Johnson had something to do with that daunting regular season and the Mavericks’ first run-in with Miami and the NBA Finals. Don Nelson had nurtured offense in Steve Nash and Dirk Nowitzki, but it was Johnson who challenged the team to defend and take their game to the next level. Eventually that intensity wore thin on the Mavericks players, but it was what took the team to that level in the first place. Maybe Avery wasn’t the best fit for the New Jersey Nets or for their transition to Brooklyn. Like he did taking over for Don Nelson, I think Avery is better suited to taking over a veteran team on the cusp, a la Larry Brown stealing Rick Carlisle’s first championship. Could Avery’s force of will push a team like the Thunder over the edge? I, for one, wouldn’t be shocked. Avery Johnson could work as a TV analyst, end up as an assistant, or maybe as a head coach again in the future. Chances are he won’t be coming back to Dallas though, as Mark Cuban break-ups appear to be rough affairs.

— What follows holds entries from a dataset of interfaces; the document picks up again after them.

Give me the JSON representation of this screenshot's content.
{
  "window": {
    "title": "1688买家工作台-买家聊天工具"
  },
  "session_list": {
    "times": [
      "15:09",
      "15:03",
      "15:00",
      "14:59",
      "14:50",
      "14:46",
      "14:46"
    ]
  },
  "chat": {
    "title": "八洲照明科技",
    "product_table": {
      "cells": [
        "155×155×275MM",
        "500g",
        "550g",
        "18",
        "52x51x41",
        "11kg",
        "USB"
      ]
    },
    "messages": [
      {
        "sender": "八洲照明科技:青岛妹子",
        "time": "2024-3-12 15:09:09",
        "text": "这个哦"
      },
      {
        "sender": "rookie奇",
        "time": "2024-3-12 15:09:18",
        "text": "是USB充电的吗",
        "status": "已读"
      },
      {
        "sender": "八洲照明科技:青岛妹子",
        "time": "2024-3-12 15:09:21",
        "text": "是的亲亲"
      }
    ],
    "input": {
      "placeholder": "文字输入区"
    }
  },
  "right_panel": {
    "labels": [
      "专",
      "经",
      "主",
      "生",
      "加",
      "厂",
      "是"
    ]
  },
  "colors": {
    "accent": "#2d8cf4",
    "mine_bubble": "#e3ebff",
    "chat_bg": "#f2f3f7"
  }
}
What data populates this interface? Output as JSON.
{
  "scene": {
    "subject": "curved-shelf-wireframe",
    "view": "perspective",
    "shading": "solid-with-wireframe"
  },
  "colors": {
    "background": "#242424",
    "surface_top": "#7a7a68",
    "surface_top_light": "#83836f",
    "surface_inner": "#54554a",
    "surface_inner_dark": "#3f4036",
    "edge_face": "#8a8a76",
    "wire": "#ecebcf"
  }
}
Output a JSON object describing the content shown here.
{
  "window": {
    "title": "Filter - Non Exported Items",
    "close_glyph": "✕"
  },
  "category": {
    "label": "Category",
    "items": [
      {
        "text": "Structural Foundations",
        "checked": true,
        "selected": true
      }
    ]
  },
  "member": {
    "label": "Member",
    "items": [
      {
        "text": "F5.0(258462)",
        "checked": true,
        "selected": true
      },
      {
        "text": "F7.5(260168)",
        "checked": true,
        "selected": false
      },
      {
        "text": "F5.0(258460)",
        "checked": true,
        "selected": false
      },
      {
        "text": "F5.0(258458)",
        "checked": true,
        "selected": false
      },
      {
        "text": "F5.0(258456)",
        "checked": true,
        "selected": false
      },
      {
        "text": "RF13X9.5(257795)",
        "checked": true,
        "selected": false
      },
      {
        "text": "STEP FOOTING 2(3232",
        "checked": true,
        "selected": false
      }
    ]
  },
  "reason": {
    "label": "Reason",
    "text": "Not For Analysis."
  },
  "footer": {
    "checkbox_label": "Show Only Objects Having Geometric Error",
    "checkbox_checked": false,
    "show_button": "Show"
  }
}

Deron Williams opted not to come to Dallas. I wouldn’t be surprised if the LeBron James fiasco of a few years ago influenced Williams’ decision to stay in Brooklyn. Maybe he wanted to be able to leave town without a prerequisite jersey burning. Regardless, Williams is a Net, and in recent weeks his reputation as a “coach killer” has only grown. I’m not saying that Williams is some kind of coach head-hunter trying to get coaches fired — that would be an unfair assumption. But Williams has been vocal and precise in his comments about Johnson throughout the Nets’ current lull, in a way that articulates more about him than unsourced reports about locker room whispers ever could. Combine that with recurring, possible career-influencing injury (and factor in the wake of a night where Darren Collison dropped 30+), and the other Deron’s signing in Brooklyn isn’t looking so bad for the Mavericks.
Shay Christian Vance is a member of the Two Man Game family. Follow Shay on Twitter at @shayseph.